____ Entries supplied
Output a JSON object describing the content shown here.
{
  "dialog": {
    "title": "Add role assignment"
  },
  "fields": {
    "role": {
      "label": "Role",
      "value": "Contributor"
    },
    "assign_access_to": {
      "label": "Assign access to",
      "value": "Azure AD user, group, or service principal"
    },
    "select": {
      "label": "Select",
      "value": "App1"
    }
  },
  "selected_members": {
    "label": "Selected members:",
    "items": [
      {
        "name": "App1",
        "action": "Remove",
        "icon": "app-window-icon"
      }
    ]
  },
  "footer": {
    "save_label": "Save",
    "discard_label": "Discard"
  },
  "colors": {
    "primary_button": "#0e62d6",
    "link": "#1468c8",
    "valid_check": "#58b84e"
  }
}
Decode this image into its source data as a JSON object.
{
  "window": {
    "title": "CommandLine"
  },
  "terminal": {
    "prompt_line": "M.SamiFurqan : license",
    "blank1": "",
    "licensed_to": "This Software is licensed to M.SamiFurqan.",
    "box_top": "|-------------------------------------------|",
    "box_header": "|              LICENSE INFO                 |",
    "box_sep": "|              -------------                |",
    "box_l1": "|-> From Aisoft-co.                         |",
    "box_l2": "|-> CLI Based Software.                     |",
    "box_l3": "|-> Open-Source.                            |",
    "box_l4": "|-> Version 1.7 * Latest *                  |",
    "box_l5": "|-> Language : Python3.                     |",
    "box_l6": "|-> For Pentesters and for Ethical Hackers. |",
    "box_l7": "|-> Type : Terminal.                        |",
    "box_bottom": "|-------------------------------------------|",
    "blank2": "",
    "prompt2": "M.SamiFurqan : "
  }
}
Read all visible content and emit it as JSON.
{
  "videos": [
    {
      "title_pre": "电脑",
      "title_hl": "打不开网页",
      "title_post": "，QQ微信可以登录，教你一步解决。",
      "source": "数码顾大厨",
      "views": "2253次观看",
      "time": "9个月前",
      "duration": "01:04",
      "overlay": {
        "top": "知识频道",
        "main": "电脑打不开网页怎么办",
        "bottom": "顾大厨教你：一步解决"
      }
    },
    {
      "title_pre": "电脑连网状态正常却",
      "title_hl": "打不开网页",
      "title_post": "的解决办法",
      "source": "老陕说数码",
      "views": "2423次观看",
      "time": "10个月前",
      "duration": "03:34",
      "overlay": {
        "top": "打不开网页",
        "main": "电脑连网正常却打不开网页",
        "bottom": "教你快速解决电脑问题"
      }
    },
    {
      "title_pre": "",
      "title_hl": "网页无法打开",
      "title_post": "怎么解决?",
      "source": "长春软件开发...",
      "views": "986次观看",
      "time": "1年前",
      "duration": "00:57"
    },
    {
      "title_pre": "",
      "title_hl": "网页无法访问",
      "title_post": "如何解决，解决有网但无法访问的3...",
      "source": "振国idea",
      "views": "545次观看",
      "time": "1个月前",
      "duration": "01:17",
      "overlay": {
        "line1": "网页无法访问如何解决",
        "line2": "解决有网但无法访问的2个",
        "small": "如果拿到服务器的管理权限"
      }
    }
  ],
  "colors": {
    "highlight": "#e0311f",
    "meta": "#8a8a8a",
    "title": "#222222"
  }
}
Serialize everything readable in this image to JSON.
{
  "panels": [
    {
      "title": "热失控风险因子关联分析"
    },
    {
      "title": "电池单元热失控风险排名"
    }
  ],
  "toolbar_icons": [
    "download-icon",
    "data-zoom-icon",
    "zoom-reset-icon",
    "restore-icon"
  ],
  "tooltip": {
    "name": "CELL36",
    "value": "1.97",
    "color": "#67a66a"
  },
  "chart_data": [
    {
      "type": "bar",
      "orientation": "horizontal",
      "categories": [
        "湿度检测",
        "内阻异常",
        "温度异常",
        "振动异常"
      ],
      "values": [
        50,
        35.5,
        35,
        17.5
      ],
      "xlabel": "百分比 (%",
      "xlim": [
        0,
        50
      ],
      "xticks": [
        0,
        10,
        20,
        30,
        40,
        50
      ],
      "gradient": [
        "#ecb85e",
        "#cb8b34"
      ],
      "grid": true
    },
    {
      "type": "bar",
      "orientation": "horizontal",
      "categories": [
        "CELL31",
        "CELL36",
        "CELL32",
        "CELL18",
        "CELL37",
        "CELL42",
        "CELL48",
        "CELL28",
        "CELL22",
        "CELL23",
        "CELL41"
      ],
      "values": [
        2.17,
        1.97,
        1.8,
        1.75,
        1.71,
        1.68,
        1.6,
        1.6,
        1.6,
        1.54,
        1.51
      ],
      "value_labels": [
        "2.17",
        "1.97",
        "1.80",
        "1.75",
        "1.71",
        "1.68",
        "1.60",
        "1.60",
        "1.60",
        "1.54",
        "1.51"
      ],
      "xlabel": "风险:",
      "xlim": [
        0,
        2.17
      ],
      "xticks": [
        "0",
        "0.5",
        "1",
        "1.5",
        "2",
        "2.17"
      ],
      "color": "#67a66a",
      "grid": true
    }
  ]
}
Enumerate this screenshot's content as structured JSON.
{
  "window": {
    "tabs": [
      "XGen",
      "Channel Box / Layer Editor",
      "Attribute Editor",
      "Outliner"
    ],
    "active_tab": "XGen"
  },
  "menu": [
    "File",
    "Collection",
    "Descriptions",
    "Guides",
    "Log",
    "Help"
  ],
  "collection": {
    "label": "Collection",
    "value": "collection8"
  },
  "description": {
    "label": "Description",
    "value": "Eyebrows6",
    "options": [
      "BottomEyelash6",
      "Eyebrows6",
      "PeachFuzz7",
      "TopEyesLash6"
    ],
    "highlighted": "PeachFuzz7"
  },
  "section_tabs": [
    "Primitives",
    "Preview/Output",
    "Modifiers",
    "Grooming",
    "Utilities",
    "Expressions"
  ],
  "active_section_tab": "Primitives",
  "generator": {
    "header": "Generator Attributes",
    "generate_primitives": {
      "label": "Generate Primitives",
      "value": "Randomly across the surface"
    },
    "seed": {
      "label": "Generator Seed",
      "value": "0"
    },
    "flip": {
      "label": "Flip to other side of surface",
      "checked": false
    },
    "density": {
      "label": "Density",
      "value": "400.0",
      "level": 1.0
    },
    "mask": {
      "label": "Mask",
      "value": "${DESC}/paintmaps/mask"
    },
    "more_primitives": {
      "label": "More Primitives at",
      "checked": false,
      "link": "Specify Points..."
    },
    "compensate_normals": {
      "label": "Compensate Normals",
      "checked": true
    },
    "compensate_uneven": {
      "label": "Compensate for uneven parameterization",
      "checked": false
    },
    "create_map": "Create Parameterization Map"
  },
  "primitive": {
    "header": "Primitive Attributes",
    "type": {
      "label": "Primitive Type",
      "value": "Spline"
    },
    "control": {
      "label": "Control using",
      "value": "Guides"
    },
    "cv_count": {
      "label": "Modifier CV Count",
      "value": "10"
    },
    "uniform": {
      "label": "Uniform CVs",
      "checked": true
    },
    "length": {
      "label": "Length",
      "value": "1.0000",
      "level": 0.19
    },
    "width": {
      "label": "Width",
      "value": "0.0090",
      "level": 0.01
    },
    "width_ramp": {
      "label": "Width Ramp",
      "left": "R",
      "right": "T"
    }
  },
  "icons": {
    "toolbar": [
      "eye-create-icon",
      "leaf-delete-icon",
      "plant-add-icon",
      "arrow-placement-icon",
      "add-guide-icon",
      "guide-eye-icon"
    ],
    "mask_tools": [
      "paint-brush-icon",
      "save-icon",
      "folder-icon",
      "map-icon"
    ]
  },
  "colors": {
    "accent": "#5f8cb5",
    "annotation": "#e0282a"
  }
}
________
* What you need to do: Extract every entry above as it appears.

* Written response:
Output a JSON object describing the content shown here.
{
  "dialog": {
    "title": "Add role assignment"
  },
  "fields": {
    "role": {
      "label": "Role",
      "value": "Contributor"
    },
    "assign_access_to": {
      "label": "Assign access to",
      "value": "Azure AD user, group, or service principal"
    },
    "select": {
      "label": "Select",
      "value": "App1"
    }
  },
  "selected_members": {
    "label": "Selected members:",
    "items": [
      {
        "name": "App1",
        "action": "Remove",
        "icon": "app-window-icon"
      }
    ]
  },
  "footer": {
    "save_label": "Save",
    "discard_label": "Discard"
  },
  "colors": {
    "primary_button": "#0e62d6",
    "link": "#1468c8",
    "valid_check": "#58b84e"
  }
}
Decode this image into its source data as a JSON object.
{
  "window": {
    "title": "CommandLine"
  },
  "terminal": {
    "prompt_line": "M.SamiFurqan : license",
    "blank1": "",
    "licensed_to": "This Software is licensed to M.SamiFurqan.",
    "box_top": "|-------------------------------------------|",
    "box_header": "|              LICENSE INFO                 |",
    "box_sep": "|              -------------                |",
    "box_l1": "|-> From Aisoft-co.                         |",
    "box_l2": "|-> CLI Based Software.                     |",
    "box_l3": "|-> Open-Source.                            |",
    "box_l4": "|-> Version 1.7 * Latest *                  |",
    "box_l5": "|-> Language : Python3.                     |",
    "box_l6": "|-> For Pentesters and for Ethical Hackers. |",
    "box_l7": "|-> Type : Terminal.                        |",
    "box_bottom": "|-------------------------------------------|",
    "blank2": "",
    "prompt2": "M.SamiFurqan : "
  }
}
Read all visible content and emit it as JSON.
{
  "videos": [
    {
      "title_pre": "电脑",
      "title_hl": "打不开网页",
      "title_post": "，QQ微信可以登录，教你一步解决。",
      "source": "数码顾大厨",
      "views": "2253次观看",
      "time": "9个月前",
      "duration": "01:04",
      "overlay": {
        "top": "知识频道",
        "main": "电脑打不开网页怎么办",
        "bottom": "顾大厨教你：一步解决"
      }
    },
    {
      "title_pre": "电脑连网状态正常却",
      "title_hl": "打不开网页",
      "title_post": "的解决办法",
      "source": "老陕说数码",
      "views": "2423次观看",
      "time": "10个月前",
      "duration": "03:34",
      "overlay": {
        "top": "打不开网页",
        "main": "电脑连网正常却打不开网页",
        "bottom": "教你快速解决电脑问题"
      }
    },
    {
      "title_pre": "",
      "title_hl": "网页无法打开",
      "title_post": "怎么解决?",
      "source": "长春软件开发...",
      "views": "986次观看",
      "time": "1年前",
      "duration": "00:57"
    },
    {
      "title_pre": "",
      "title_hl": "网页无法访问",
      "title_post": "如何解决，解决有网但无法访问的3...",
      "source": "振国idea",
      "views": "545次观看",
      "time": "1个月前",
      "duration": "01:17",
      "overlay": {
        "line1": "网页无法访问如何解决",
        "line2": "解决有网但无法访问的2个",
        "small": "如果拿到服务器的管理权限"
      }
    }
  ],
  "colors": {
    "highlight": "#e0311f",
    "meta": "#8a8a8a",
    "title": "#222222"
  }
}
Serialize everything readable in this image to JSON.
{
  "panels": [
    {
      "title": "热失控风险因子关联分析"
    },
    {
      "title": "电池单元热失控风险排名"
    }
  ],
  "toolbar_icons": [
    "download-icon",
    "data-zoom-icon",
    "zoom-reset-icon",
    "restore-icon"
  ],
  "tooltip": {
    "name": "CELL36",
    "value": "1.97",
    "color": "#67a66a"
  },
  "chart_data": [
    {
      "type": "bar",
      "orientation": "horizontal",
      "categories": [
        "湿度检测",
        "内阻异常",
        "温度异常",
        "振动异常"
      ],
      "values": [
        50,
        35.5,
        35,
        17.5
      ],
      "xlabel": "百分比 (%",
      "xlim": [
        0,
        50
      ],
      "xticks": [
        0,
        10,
        20,
        30,
        40,
        50
      ],
      "gradient": [
        "#ecb85e",
        "#cb8b34"
      ],
      "grid": true
    },
    {
      "type": "bar",
      "orientation": "horizontal",
      "categories": [
        "CELL31",
        "CELL36",
        "CELL32",
        "CELL18",
        "CELL37",
        "CELL42",
        "CELL48",
        "CELL28",
        "CELL22",
        "CELL23",
        "CELL41"
      ],
      "values": [
        2.17,
        1.97,
        1.8,
        1.75,
        1.71,
        1.68,
        1.6,
        1.6,
        1.6,
        1.54,
        1.51
      ],
      "value_labels": [
        "2.17",
        "1.97",
        "1.80",
        "1.75",
        "1.71",
        "1.68",
        "1.60",
        "1.60",
        "1.60",
        "1.54",
        "1.51"
      ],
      "xlabel": "风险:",
      "xlim": [
        0,
        2.17
      ],
      "xticks": [
        "0",
        "0.5",
        "1",
        "1.5",
        "2",
        "2.17"
      ],
      "color": "#67a66a",
      "grid": true
    }
  ]
}
Enumerate this screenshot's content as structured JSON.
{
  "window": {
    "tabs": [
      "XGen",
      "Channel Box / Layer Editor",
      "Attribute Editor",
      "Outliner"
    ],
    "active_tab": "XGen"
  },
  "menu": [
    "File",
    "Collection",
    "Descriptions",
    "Guides",
    "Log",
    "Help"
  ],
  "collection": {
    "label": "Collection",
    "value": "collection8"
  },
  "description": {
    "label": "Description",
    "value": "Eyebrows6",
    "options": [
      "BottomEyelash6",
      "Eyebrows6",
      "PeachFuzz7",
      "TopEyesLash6"
    ],
    "highlighted": "PeachFuzz7"
  },
  "section_tabs": [
    "Primitives",
    "Preview/Output",
    "Modifiers",
    "Grooming",
    "Utilities",
    "Expressions"
  ],
  "active_section_tab": "Primitives",
  "generator": {
    "header": "Generator Attributes",
    "generate_primitives": {
      "label": "Generate Primitives",
      "value": "Randomly across the surface"
    },
    "seed": {
      "label": "Generator Seed",
      "value": "0"
    },
    "flip": {
      "label": "Flip to other side of surface",
      "checked": false
    },
    "density": {
      "label": "Density",
      "value": "400.0",
      "level": 1.0
    },
    "mask": {
      "label": "Mask",
      "value": "${DESC}/paintmaps/mask"
    },
    "more_primitives": {
      "label": "More Primitives at",
      "checked": false,
      "link": "Specify Points..."
    },
    "compensate_normals": {
      "label": "Compensate Normals",
      "checked": true
    },
    "compensate_uneven": {
      "label": "Compensate for uneven parameterization",
      "checked": false
    },
    "create_map": "Create Parameterization Map"
  },
  "primitive": {
    "header": "Primitive Attributes",
    "type": {
      "label": "Primitive Type",
      "value": "Spline"
    },
    "control": {
      "label": "Control using",
      "value": "Guides"
    },
    "cv_count": {
      "label": "Modifier CV Count",
      "value": "10"
    },
    "uniform": {
      "label": "Uniform CVs",
      "checked": true
    },
    "length": {
      "label": "Length",
      "value": "1.0000",
      "level": 0.19
    },
    "width": {
      "label": "Width",
      "value": "0.0090",
      "level": 0.01
    },
    "width_ramp": {
      "label": "Width Ramp",
      "left": "R",
      "right": "T"
    }
  },
  "icons": {
    "toolbar": [
      "eye-create-icon",
      "leaf-delete-icon",
      "plant-add-icon",
      "arrow-placement-icon",
      "add-guide-icon",
      "guide-eye-icon"
    ],
    "mask_tools": [
      "paint-brush-icon",
      "save-icon",
      "folder-icon",
      "map-icon"
    ]
  },
  "colors": {
    "accent": "#5f8cb5",
    "annotation": "#e0282a"
  }
}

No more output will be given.